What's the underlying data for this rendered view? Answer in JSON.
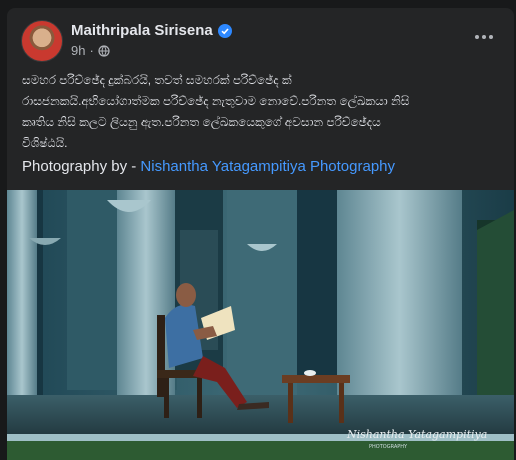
{
  "post": {
    "author": "Maithripala Sirisena",
    "time": "9h",
    "separator": "·",
    "body_lines": [
      "සමහර පරිච්ඡේද දුක්බරයි, තවත් සමහරක් පරිච්ඡේද ක්",
      "රාසජනකයි.අභියෝගාත්මක පරිච්ඡේද නැතුවාම නොවේ.පරිනත ලේඛකයා නිසි",
      "කෘතිය නිසි කලට ලියනු ඇත.පරිනත ලේඛකයෙකුගේ අවසාන පරිච්ඡේදය",
      "විශිෂ්ඨයි."
    ],
    "credit_prefix": "Photography by - ",
    "credit_link": "Nishantha Yatagampitiya Photography"
  },
  "photo": {
    "watermark": "Nishantha Yatagampitiya",
    "watermark_sub": "PHOTOGRAPHY"
  },
  "colors": {
    "background": "#18191a",
    "card": "#242526",
    "link": "#4599ff",
    "verified": "#2d88ff"
  },
  "icons": [
    "verified-badge-icon",
    "globe-icon",
    "more-options-icon"
  ]
}
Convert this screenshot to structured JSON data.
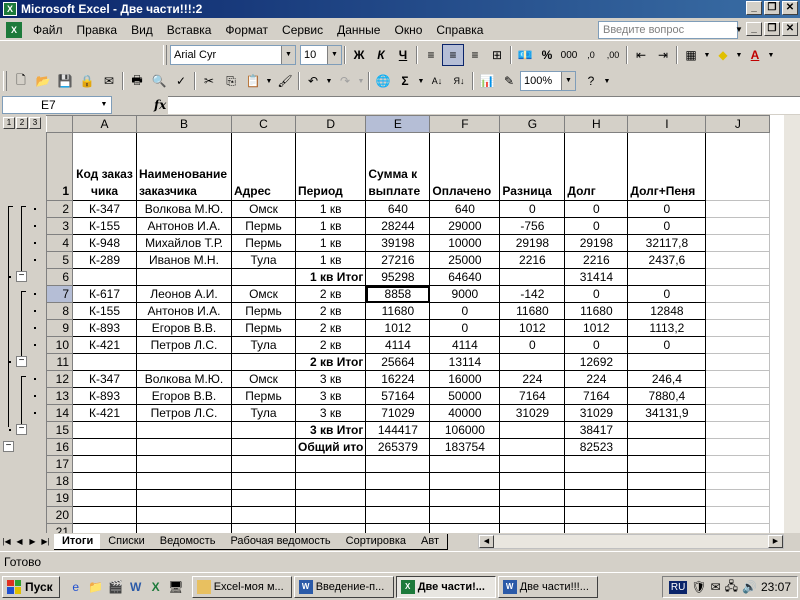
{
  "window": {
    "title": "Microsoft Excel - Две части!!!:2",
    "app_icon": "excel-icon",
    "buttons": [
      "_",
      "❐",
      "✕"
    ]
  },
  "menu": {
    "items": [
      "Файл",
      "Правка",
      "Вид",
      "Вставка",
      "Формат",
      "Сервис",
      "Данные",
      "Окно",
      "Справка"
    ],
    "help_placeholder": "Введите вопрос"
  },
  "format_toolbar": {
    "font": "Arial Cyr",
    "size": "10",
    "bold": "Ж",
    "italic": "К",
    "underline": "Ч",
    "percent": "%",
    "thousands": "000"
  },
  "standard_toolbar": {
    "zoom": "100%"
  },
  "formula_bar": {
    "name_box": "E7",
    "fx": "fx",
    "content": ""
  },
  "outline_levels": [
    "1",
    "2",
    "3"
  ],
  "sheet": {
    "columns": [
      "A",
      "B",
      "C",
      "D",
      "E",
      "F",
      "G",
      "H",
      "I",
      "J"
    ],
    "selected_column": "E",
    "selected_row": "7",
    "active_cell": "E7",
    "header_row": {
      "num": "1",
      "cells": [
        "Код заказчика",
        "Наименование заказчика",
        "Адрес",
        "Период",
        "Сумма к выплате",
        "Оплачено",
        "Разница",
        "Долг",
        "Долг+Пеня",
        ""
      ]
    },
    "rows": [
      {
        "num": "2",
        "cells": [
          "К-347",
          "Волкова М.Ю.",
          "Омск",
          "1 кв",
          "640",
          "640",
          "0",
          "0",
          "0",
          ""
        ]
      },
      {
        "num": "3",
        "cells": [
          "К-155",
          "Антонов И.А.",
          "Пермь",
          "1 кв",
          "28244",
          "29000",
          "-756",
          "0",
          "0",
          ""
        ]
      },
      {
        "num": "4",
        "cells": [
          "К-948",
          "Михайлов Т.Р.",
          "Пермь",
          "1 кв",
          "39198",
          "10000",
          "29198",
          "29198",
          "32117,8",
          ""
        ]
      },
      {
        "num": "5",
        "cells": [
          "К-289",
          "Иванов М.Н.",
          "Тула",
          "1 кв",
          "27216",
          "25000",
          "2216",
          "2216",
          "2437,6",
          ""
        ]
      },
      {
        "num": "6",
        "cells": [
          "",
          "",
          "",
          "1 кв Итог",
          "95298",
          "64640",
          "",
          "31414",
          "",
          ""
        ],
        "subtotal": true
      },
      {
        "num": "7",
        "cells": [
          "К-617",
          "Леонов А.И.",
          "Омск",
          "2 кв",
          "8858",
          "9000",
          "-142",
          "0",
          "0",
          ""
        ]
      },
      {
        "num": "8",
        "cells": [
          "К-155",
          "Антонов И.А.",
          "Пермь",
          "2 кв",
          "11680",
          "0",
          "11680",
          "11680",
          "12848",
          ""
        ]
      },
      {
        "num": "9",
        "cells": [
          "К-893",
          "Егоров В.В.",
          "Пермь",
          "2 кв",
          "1012",
          "0",
          "1012",
          "1012",
          "1113,2",
          ""
        ]
      },
      {
        "num": "10",
        "cells": [
          "К-421",
          "Петров Л.С.",
          "Тула",
          "2 кв",
          "4114",
          "4114",
          "0",
          "0",
          "0",
          ""
        ]
      },
      {
        "num": "11",
        "cells": [
          "",
          "",
          "",
          "2 кв Итог",
          "25664",
          "13114",
          "",
          "12692",
          "",
          ""
        ],
        "subtotal": true
      },
      {
        "num": "12",
        "cells": [
          "К-347",
          "Волкова М.Ю.",
          "Омск",
          "3 кв",
          "16224",
          "16000",
          "224",
          "224",
          "246,4",
          ""
        ]
      },
      {
        "num": "13",
        "cells": [
          "К-893",
          "Егоров В.В.",
          "Пермь",
          "3 кв",
          "57164",
          "50000",
          "7164",
          "7164",
          "7880,4",
          ""
        ]
      },
      {
        "num": "14",
        "cells": [
          "К-421",
          "Петров Л.С.",
          "Тула",
          "3 кв",
          "71029",
          "40000",
          "31029",
          "31029",
          "34131,9",
          ""
        ]
      },
      {
        "num": "15",
        "cells": [
          "",
          "",
          "",
          "3 кв Итог",
          "144417",
          "106000",
          "",
          "38417",
          "",
          ""
        ],
        "subtotal": true
      },
      {
        "num": "16",
        "cells": [
          "",
          "",
          "",
          "Общий ито",
          "265379",
          "183754",
          "",
          "82523",
          "",
          ""
        ],
        "subtotal": true
      },
      {
        "num": "17",
        "cells": [
          "",
          "",
          "",
          "",
          "",
          "",
          "",
          "",
          "",
          ""
        ]
      },
      {
        "num": "18",
        "cells": [
          "",
          "",
          "",
          "",
          "",
          "",
          "",
          "",
          "",
          ""
        ]
      },
      {
        "num": "19",
        "cells": [
          "",
          "",
          "",
          "",
          "",
          "",
          "",
          "",
          "",
          ""
        ]
      },
      {
        "num": "20",
        "cells": [
          "",
          "",
          "",
          "",
          "",
          "",
          "",
          "",
          "",
          ""
        ]
      },
      {
        "num": "21",
        "cells": [
          "",
          "",
          "",
          "",
          "",
          "",
          "",
          "",
          "",
          ""
        ]
      },
      {
        "num": "22",
        "cells": [
          "",
          "",
          "",
          "",
          "",
          "",
          "",
          "",
          "",
          ""
        ]
      }
    ]
  },
  "tabs": [
    "Итоги",
    "Списки",
    "Ведомость",
    "Рабочая ведомость",
    "Сортировка",
    "Авт"
  ],
  "active_tab": "Итоги",
  "status": "Готово",
  "taskbar": {
    "start": "Пуск",
    "buttons": [
      {
        "label": "Excel-моя м...",
        "icon": "folder-icon",
        "color": "#e8c060"
      },
      {
        "label": "Введение-п...",
        "icon": "word-icon",
        "color": "#2b5aa8"
      },
      {
        "label": "Две части!...",
        "icon": "excel-icon",
        "color": "#1d7a3b",
        "active": true
      },
      {
        "label": "Две части!!!...",
        "icon": "word-icon",
        "color": "#2b5aa8"
      }
    ],
    "lang": "RU",
    "clock": "23:07"
  }
}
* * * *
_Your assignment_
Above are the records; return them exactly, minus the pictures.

_Result of the task_
What's the underlying data for this rendered view? Answer in JSON.
{
  "post": {
    "author": "Maithripala Sirisena",
    "time": "9h",
    "separator": "·",
    "body_lines": [
      "සමහර පරිච්ඡේද දුක්බරයි, තවත් සමහරක් පරිච්ඡේද ක්",
      "රාසජනකයි.අභියෝගාත්මක පරිච්ඡේද නැතුවාම නොවේ.පරිනත ලේඛකයා නිසි",
      "කෘතිය නිසි කලට ලියනු ඇත.පරිනත ලේඛකයෙකුගේ අවසාන පරිච්ඡේදය",
      "විශිෂ්ඨයි."
    ],
    "credit_prefix": "Photography by - ",
    "credit_link": "Nishantha Yatagampitiya Photography"
  },
  "photo": {
    "watermark": "Nishantha Yatagampitiya",
    "watermark_sub": "PHOTOGRAPHY"
  },
  "colors": {
    "background": "#18191a",
    "card": "#242526",
    "link": "#4599ff",
    "verified": "#2d88ff"
  },
  "icons": [
    "verified-badge-icon",
    "globe-icon",
    "more-options-icon"
  ]
}
Convert this screenshot to structured JSON data.
{
  "window": {
    "title": "Microsoft Excel - Две части!!!:2",
    "app_icon": "excel-icon",
    "buttons": [
      "_",
      "❐",
      "✕"
    ]
  },
  "menu": {
    "items": [
      "Файл",
      "Правка",
      "Вид",
      "Вставка",
      "Формат",
      "Сервис",
      "Данные",
      "Окно",
      "Справка"
    ],
    "help_placeholder": "Введите вопрос"
  },
  "format_toolbar": {
    "font": "Arial Cyr",
    "size": "10",
    "bold": "Ж",
    "italic": "К",
    "underline": "Ч",
    "percent": "%",
    "thousands": "000"
  },
  "standard_toolbar": {
    "zoom": "100%"
  },
  "formula_bar": {
    "name_box": "E7",
    "fx": "fx",
    "content": ""
  },
  "outline_levels": [
    "1",
    "2",
    "3"
  ],
  "sheet": {
    "columns": [
      "A",
      "B",
      "C",
      "D",
      "E",
      "F",
      "G",
      "H",
      "I",
      "J"
    ],
    "selected_column": "E",
    "selected_row": "7",
    "active_cell": "E7",
    "header_row": {
      "num": "1",
      "cells": [
        "Код заказчика",
        "Наименование заказчика",
        "Адрес",
        "Период",
        "Сумма к выплате",
        "Оплачено",
        "Разница",
        "Долг",
        "Долг+Пеня",
        ""
      ]
    },
    "rows": [
      {
        "num": "2",
        "cells": [
          "К-347",
          "Волкова М.Ю.",
          "Омск",
          "1 кв",
          "640",
          "640",
          "0",
          "0",
          "0",
          ""
        ]
      },
      {
        "num": "3",
        "cells": [
          "К-155",
          "Антонов И.А.",
          "Пермь",
          "1 кв",
          "28244",
          "29000",
          "-756",
          "0",
          "0",
          ""
        ]
      },
      {
        "num": "4",
        "cells": [
          "К-948",
          "Михайлов Т.Р.",
          "Пермь",
          "1 кв",
          "39198",
          "10000",
          "29198",
          "29198",
          "32117,8",
          ""
        ]
      },
      {
        "num": "5",
        "cells": [
          "К-289",
          "Иванов М.Н.",
          "Тула",
          "1 кв",
          "27216",
          "25000",
          "2216",
          "2216",
          "2437,6",
          ""
        ]
      },
      {
        "num": "6",
        "cells": [
          "",
          "",
          "",
          "1 кв Итог",
          "95298",
          "64640",
          "",
          "31414",
          "",
          ""
        ],
        "subtotal": true
      },
      {
        "num": "7",
        "cells": [
          "К-617",
          "Леонов А.И.",
          "Омск",
          "2 кв",
          "8858",
          "9000",
          "-142",
          "0",
          "0",
          ""
        ]
      },
      {
        "num": "8",
        "cells": [
          "К-155",
          "Антонов И.А.",
          "Пермь",
          "2 кв",
          "11680",
          "0",
          "11680",
          "11680",
          "12848",
          ""
        ]
      },
      {
        "num": "9",
        "cells": [
          "К-893",
          "Егоров В.В.",
          "Пермь",
          "2 кв",
          "1012",
          "0",
          "1012",
          "1012",
          "1113,2",
          ""
        ]
      },
      {
        "num": "10",
        "cells": [
          "К-421",
          "Петров Л.С.",
          "Тула",
          "2 кв",
          "4114",
          "4114",
          "0",
          "0",
          "0",
          ""
        ]
      },
      {
        "num": "11",
        "cells": [
          "",
          "",
          "",
          "2 кв Итог",
          "25664",
          "13114",
          "",
          "12692",
          "",
          ""
        ],
        "subtotal": true
      },
      {
        "num": "12",
        "cells": [
          "К-347",
          "Волкова М.Ю.",
          "Омск",
          "3 кв",
          "16224",
          "16000",
          "224",
          "224",
          "246,4",
          ""
        ]
      },
      {
        "num": "13",
        "cells": [
          "К-893",
          "Егоров В.В.",
          "Пермь",
          "3 кв",
          "57164",
          "50000",
          "7164",
          "7164",
          "7880,4",
          ""
        ]
      },
      {
        "num": "14",
        "cells": [
          "К-421",
          "Петров Л.С.",
          "Тула",
          "3 кв",
          "71029",
          "40000",
          "31029",
          "31029",
          "34131,9",
          ""
        ]
      },
      {
        "num": "15",
        "cells": [
          "",
          "",
          "",
          "3 кв Итог",
          "144417",
          "106000",
          "",
          "38417",
          "",
          ""
        ],
        "subtotal": true
      },
      {
        "num": "16",
        "cells": [
          "",
          "",
          "",
          "Общий ито",
          "265379",
          "183754",
          "",
          "82523",
          "",
          ""
        ],
        "subtotal": true
      },
      {
        "num": "17",
        "cells": [
          "",
          "",
          "",
          "",
          "",
          "",
          "",
          "",
          "",
          ""
        ]
      },
      {
        "num": "18",
        "cells": [
          "",
          "",
          "",
          "",
          "",
          "",
          "",
          "",
          "",
          ""
        ]
      },
      {
        "num": "19",
        "cells": [
          "",
          "",
          "",
          "",
          "",
          "",
          "",
          "",
          "",
          ""
        ]
      },
      {
        "num": "20",
        "cells": [
          "",
          "",
          "",
          "",
          "",
          "",
          "",
          "",
          "",
          ""
        ]
      },
      {
        "num": "21",
        "cells": [
          "",
          "",
          "",
          "",
          "",
          "",
          "",
          "",
          "",
          ""
        ]
      },
      {
        "num": "22",
        "cells": [
          "",
          "",
          "",
          "",
          "",
          "",
          "",
          "",
          "",
          ""
        ]
      }
    ]
  },
  "tabs": [
    "Итоги",
    "Списки",
    "Ведомость",
    "Рабочая ведомость",
    "Сортировка",
    "Авт"
  ],
  "active_tab": "Итоги",
  "status": "Готово",
  "taskbar": {
    "start": "Пуск",
    "buttons": [
      {
        "label": "Excel-моя м...",
        "icon": "folder-icon",
        "color": "#e8c060"
      },
      {
        "label": "Введение-п...",
        "icon": "word-icon",
        "color": "#2b5aa8"
      },
      {
        "label": "Две части!...",
        "icon": "excel-icon",
        "color": "#1d7a3b",
        "active": true
      },
      {
        "label": "Две части!!!...",
        "icon": "word-icon",
        "color": "#2b5aa8"
      }
    ],
    "lang": "RU",
    "clock": "23:07"
  }
}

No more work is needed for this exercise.